Turing machines are defined as 5-Tuples consisting of:

  • State ID (digit)
  • Expected Value (B/0/1)
  • Print Value (B/0/1)
  • Move Command (L/N/R)
  • Next State ID (digit/H)

Optionally, the first line of a Turing Machine file can be a String of B's, 0's, and 1's to define the initial state of the tape.

An example Turing Machine

Here we have a simple turing machine consisting of four states. When computed it produces and infinitely long string of 0 space 1 space 0 space 1...

(1,B,0,R,2)
(2,B,B,R,3)
(3,B,1,R,4)
(4,B,B,R,1)

The machine assumes and infinite tape which is blank filled. Thus we would run this turing machine on the command line with

java TuringMachine < Simple.tur -t 100

Another example machine is the 3-State Busy Beaver.

(1,0,1,R,2)
(1,1,1,L,3)
(2,0,1,L,1)
(2,1,1,R,2)
(3,0,1,L,2)
(3,1,1,N,H)

This machine imagines a infinite tape which is zero filled, it would also be useful to center the output on a padded tape. To run it we would type
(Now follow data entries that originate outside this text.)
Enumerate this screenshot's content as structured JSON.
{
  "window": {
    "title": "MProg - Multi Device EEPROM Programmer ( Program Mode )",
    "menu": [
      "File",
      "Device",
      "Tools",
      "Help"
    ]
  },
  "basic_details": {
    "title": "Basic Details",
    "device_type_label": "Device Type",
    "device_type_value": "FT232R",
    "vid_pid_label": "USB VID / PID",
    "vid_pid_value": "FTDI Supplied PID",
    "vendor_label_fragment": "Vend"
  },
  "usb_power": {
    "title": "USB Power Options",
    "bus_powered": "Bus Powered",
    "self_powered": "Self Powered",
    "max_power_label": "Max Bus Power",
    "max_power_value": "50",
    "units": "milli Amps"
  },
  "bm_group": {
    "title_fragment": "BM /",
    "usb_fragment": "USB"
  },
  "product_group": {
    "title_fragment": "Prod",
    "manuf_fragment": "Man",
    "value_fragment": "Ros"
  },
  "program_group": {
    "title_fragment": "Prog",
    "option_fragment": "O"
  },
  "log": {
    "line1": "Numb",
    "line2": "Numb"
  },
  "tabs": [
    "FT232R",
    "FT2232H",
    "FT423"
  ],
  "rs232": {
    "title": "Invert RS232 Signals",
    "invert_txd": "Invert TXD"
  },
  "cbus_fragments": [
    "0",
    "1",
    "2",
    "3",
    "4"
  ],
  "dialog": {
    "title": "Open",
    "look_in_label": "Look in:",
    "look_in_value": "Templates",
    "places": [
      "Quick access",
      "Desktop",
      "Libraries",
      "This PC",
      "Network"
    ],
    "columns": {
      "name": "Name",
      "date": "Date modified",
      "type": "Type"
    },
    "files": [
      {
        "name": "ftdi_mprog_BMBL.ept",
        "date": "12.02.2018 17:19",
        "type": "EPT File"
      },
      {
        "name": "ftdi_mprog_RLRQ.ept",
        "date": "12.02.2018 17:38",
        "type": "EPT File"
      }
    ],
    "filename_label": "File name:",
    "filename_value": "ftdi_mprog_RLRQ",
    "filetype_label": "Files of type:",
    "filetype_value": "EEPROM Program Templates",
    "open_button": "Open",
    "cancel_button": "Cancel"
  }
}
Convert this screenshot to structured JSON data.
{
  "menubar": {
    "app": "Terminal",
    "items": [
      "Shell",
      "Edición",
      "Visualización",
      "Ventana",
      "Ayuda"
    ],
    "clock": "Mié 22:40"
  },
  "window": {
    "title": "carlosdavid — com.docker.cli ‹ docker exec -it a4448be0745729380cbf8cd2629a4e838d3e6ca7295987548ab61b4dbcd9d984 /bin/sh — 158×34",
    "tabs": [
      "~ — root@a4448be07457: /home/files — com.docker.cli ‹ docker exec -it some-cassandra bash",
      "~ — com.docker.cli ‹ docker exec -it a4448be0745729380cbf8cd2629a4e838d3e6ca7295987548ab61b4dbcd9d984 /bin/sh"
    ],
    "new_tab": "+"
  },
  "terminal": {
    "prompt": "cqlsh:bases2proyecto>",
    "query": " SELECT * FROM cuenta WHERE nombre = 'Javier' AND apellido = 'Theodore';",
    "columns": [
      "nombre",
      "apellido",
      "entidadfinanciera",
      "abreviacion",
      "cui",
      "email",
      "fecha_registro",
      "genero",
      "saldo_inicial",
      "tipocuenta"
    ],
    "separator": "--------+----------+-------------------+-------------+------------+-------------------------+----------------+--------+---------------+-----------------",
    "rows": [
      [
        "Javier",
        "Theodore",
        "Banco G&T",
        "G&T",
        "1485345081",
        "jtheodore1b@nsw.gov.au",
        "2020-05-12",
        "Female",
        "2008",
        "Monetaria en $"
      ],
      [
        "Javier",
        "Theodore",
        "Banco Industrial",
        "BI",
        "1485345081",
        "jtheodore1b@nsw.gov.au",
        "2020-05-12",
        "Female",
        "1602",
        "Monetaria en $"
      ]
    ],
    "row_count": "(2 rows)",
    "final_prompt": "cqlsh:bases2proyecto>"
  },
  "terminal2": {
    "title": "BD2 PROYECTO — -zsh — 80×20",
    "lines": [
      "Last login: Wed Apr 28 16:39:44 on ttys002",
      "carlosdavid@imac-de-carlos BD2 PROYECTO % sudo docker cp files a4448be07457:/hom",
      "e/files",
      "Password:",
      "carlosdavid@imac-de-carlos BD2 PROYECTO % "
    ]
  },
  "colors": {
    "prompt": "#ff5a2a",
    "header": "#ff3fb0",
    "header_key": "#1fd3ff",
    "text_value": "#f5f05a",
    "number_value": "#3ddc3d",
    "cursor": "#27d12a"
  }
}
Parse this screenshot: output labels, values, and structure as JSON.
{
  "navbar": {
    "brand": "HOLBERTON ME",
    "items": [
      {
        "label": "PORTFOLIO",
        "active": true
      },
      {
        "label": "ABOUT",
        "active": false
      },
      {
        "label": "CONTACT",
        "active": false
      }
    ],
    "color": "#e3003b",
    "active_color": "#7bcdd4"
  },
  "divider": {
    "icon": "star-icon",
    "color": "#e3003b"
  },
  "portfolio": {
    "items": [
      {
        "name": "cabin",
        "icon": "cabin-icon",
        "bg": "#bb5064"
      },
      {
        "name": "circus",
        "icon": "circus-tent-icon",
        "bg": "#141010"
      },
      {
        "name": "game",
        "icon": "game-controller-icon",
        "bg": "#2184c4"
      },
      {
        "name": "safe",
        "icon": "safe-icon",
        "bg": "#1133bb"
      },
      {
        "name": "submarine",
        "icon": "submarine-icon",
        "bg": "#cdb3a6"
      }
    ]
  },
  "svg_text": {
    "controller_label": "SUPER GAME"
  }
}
java TuringMachine < Beaver.tur -t 100 -z -d 5

Finally, here is an example of a Binary Adder. It counts upwards indefinitely starting at the current value in the tape. In this case 0.

0

(1,B,0,R,2)
(1,0,0,R,2)
(1,1,1,R,2)

(2,0,0,R,2)
(2,1,1,R,2)
(2,B,B,L,3)

(3,1,0,L,3)
(3,B,1,L,4)
(3,0,1,L,4)

(4,0,0,L,4)
(4,1,1,L,4)
(4,B,B,R,1) 

Due to the fact this machine only shows relevant data on the tape whilst in state 1 we can use the -p tag to limit tape output to the console only while in that state

java TuringMachine < Adder.tur -t 100 -p 1

Requirements

The code in this project requires the JArgs file CmdLineParser.java, which can be acquired here https://github.com/purcell/jargs